This is terrifying. And it doesn’t help the National Football Association’s mounting lately-devolving public image.

An overwhelming number of football players in the N.F.L. end up with a degenerative brain disease—caused by “repeated head trauma” E.g., football. This is according to a New York Times report of a new study in The Journal of the American Medical Association.  For the study, neuropathologist Ann McKee looked at the brains of 111 deceased N.F.L. players (her study actually included 202 football players; 111 played in the N.F.L.). And of those 111, 110 had what’s called “chronic traumatic encephalopathy” (CTE).

Yes, 110 out of 111. That’s 99 percent.

According to the Times, CTE as several symptoms, including “memory loss, confusion, depression and dementia.” What’s even scarier is that the effects of CTE sometimes surface years after the head trauma. The players explained played a variety of positions, from quarterbacks, linemen and running backs to a placekicker and a punter.
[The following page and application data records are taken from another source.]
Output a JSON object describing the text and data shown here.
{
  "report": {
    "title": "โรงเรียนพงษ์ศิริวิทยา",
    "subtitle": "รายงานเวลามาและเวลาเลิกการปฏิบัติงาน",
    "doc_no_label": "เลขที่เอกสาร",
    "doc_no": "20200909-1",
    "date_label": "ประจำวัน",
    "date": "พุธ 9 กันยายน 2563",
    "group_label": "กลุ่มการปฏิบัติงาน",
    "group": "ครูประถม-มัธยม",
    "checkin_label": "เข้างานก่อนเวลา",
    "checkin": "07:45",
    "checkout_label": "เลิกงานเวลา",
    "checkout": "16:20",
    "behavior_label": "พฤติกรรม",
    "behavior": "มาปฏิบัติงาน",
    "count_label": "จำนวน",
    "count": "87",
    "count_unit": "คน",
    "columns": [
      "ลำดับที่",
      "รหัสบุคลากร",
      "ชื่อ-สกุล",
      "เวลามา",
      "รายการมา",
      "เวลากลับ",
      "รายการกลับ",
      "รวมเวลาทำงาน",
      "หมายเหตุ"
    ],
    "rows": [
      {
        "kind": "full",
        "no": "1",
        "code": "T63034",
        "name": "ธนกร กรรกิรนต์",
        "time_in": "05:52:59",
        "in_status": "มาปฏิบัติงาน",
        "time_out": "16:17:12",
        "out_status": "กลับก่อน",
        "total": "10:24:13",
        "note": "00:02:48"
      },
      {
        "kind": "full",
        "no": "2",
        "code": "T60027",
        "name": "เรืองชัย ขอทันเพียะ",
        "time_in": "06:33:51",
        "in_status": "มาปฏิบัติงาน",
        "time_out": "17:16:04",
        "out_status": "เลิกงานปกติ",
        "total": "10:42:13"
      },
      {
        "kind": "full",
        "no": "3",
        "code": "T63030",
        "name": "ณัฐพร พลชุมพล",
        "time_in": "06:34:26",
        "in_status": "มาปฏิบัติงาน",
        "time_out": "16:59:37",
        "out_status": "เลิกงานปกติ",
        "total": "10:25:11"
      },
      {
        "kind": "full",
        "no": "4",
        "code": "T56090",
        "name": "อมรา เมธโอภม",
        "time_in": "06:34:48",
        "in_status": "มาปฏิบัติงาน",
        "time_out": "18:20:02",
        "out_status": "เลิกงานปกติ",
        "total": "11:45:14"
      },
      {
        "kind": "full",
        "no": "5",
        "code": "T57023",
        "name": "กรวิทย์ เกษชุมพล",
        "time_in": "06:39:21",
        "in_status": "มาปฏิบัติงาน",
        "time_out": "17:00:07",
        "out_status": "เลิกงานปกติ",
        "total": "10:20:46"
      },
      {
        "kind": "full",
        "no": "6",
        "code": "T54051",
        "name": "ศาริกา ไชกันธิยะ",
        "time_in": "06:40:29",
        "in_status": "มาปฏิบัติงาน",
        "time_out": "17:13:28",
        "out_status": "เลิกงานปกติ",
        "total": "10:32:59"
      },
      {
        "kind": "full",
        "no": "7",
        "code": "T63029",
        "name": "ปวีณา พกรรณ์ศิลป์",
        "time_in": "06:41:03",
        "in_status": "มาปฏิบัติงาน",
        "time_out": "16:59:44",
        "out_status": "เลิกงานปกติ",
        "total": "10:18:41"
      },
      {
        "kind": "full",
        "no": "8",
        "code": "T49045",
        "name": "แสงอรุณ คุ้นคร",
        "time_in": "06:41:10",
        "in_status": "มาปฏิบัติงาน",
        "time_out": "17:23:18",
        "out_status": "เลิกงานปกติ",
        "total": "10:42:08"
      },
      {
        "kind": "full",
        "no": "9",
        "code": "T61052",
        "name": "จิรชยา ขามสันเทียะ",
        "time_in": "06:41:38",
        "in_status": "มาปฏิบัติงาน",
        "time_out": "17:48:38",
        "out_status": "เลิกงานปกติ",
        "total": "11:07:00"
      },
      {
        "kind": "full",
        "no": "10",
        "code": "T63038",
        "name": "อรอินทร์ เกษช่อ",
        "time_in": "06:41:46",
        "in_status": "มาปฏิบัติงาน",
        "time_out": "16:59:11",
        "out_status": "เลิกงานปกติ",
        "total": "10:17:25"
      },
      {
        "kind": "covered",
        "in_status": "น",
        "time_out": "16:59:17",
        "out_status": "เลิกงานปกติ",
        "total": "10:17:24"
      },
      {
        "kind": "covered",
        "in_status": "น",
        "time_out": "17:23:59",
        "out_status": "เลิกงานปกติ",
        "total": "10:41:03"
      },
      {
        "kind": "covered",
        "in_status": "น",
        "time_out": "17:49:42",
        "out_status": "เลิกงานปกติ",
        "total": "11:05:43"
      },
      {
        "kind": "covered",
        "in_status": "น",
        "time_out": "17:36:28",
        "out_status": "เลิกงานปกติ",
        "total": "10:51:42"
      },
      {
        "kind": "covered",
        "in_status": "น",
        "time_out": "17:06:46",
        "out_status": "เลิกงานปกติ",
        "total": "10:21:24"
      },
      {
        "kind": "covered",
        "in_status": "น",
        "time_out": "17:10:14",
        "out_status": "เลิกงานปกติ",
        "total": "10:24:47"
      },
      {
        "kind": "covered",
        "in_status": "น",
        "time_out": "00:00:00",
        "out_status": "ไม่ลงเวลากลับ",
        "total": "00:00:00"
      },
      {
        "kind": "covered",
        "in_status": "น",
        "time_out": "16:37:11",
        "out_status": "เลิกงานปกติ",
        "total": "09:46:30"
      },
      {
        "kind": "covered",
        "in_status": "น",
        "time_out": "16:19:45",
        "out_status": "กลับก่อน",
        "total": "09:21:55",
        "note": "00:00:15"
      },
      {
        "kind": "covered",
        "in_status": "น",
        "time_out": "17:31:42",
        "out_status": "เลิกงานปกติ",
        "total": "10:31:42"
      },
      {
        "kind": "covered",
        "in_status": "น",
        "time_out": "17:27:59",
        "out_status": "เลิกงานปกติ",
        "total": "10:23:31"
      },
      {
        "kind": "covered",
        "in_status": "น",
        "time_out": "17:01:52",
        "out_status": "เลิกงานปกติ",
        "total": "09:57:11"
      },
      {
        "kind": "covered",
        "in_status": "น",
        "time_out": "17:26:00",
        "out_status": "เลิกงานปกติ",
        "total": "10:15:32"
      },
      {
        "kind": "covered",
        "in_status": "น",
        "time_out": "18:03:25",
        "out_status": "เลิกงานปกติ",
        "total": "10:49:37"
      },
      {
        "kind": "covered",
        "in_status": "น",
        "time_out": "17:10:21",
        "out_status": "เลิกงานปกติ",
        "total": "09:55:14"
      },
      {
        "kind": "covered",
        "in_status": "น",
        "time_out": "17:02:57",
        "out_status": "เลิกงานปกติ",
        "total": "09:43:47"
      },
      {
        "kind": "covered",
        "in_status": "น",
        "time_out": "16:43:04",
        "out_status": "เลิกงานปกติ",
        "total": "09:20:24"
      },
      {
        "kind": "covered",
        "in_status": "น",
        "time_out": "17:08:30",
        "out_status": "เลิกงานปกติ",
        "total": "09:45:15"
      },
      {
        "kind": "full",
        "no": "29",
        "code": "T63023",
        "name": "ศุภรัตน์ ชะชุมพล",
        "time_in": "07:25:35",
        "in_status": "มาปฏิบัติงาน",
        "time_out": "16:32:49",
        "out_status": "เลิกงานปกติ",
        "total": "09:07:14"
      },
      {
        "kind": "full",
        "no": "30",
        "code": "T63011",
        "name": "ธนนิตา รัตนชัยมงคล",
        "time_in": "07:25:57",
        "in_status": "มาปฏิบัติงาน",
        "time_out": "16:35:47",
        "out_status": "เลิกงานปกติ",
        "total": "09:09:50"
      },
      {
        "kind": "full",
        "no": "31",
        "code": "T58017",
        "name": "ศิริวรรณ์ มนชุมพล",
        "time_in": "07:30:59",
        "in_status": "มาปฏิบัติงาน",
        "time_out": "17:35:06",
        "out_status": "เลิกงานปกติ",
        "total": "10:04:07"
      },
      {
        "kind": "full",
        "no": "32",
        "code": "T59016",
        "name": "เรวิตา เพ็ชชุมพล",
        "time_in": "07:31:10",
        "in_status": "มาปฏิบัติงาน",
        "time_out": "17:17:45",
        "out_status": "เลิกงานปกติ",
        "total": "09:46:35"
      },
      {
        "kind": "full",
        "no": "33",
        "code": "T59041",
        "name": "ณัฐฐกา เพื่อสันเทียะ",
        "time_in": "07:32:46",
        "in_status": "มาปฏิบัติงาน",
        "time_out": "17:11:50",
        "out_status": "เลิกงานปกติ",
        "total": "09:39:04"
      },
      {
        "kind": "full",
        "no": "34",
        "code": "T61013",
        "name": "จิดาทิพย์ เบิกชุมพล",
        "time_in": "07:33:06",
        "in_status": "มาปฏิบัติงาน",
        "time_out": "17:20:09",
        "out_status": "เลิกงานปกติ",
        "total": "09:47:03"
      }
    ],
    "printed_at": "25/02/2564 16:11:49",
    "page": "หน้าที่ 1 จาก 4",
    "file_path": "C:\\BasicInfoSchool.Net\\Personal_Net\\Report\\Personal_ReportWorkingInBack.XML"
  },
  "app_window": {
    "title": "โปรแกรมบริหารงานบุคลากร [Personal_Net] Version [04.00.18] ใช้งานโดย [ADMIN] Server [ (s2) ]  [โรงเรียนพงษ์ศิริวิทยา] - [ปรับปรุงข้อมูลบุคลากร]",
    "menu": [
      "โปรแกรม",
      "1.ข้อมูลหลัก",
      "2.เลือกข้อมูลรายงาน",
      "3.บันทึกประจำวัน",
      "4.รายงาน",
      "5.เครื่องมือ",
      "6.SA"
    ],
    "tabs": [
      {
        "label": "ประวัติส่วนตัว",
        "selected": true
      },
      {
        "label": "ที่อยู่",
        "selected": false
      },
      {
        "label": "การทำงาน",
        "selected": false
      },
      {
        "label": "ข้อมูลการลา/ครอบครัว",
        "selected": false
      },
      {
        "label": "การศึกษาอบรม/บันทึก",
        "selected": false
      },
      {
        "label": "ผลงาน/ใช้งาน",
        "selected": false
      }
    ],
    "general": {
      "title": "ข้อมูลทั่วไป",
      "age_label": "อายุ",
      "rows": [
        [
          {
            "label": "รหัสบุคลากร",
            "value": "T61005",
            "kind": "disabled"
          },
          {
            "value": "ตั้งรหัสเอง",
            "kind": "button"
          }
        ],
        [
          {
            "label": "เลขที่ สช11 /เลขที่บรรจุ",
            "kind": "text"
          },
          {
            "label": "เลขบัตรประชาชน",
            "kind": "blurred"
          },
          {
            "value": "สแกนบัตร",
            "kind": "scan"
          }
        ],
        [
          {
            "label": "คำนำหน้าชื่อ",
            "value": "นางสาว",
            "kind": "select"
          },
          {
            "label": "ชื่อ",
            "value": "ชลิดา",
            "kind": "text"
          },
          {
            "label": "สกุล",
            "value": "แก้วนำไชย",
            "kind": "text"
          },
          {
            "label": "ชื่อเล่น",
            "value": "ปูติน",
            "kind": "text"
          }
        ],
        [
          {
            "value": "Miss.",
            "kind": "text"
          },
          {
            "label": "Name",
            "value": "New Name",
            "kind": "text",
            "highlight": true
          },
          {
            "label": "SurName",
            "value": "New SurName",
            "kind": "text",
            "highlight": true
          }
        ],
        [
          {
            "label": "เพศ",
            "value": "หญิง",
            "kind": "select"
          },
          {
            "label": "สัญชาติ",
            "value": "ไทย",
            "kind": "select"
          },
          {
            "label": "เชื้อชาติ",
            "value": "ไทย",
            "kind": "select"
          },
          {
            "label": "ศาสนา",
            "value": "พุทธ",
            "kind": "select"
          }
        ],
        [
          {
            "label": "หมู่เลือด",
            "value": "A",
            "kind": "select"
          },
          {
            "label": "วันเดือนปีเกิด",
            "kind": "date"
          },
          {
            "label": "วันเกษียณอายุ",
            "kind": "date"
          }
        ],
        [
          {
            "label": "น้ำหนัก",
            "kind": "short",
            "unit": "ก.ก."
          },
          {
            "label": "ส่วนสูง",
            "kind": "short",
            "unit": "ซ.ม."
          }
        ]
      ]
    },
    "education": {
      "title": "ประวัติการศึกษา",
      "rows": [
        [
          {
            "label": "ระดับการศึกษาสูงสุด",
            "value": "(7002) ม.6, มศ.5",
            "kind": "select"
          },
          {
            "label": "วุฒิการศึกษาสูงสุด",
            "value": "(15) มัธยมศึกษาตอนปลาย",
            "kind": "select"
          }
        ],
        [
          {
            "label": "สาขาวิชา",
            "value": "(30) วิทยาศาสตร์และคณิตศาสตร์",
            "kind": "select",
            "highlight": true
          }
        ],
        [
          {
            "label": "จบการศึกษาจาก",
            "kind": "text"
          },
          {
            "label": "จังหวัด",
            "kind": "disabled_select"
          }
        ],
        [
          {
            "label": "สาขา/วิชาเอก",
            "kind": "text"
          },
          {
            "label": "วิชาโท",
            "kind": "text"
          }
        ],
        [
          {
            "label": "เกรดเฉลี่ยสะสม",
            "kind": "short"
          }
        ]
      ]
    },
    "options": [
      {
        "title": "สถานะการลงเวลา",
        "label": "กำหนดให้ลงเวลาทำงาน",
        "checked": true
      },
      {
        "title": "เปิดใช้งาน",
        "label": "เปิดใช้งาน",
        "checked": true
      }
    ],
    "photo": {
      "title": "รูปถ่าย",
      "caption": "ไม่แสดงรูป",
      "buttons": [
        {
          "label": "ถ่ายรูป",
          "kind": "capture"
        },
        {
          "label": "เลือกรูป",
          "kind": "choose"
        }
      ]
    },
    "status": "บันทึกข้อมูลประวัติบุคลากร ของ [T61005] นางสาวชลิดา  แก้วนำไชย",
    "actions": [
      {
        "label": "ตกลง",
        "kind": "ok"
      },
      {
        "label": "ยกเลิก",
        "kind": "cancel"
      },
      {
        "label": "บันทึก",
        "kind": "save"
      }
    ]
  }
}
McKee did make clear that in her research “there’s a tremendous selection bias,” because the families of deceased players mainly donated the brains because they suspected some form of brain trauma. Still, the percentage is staggering.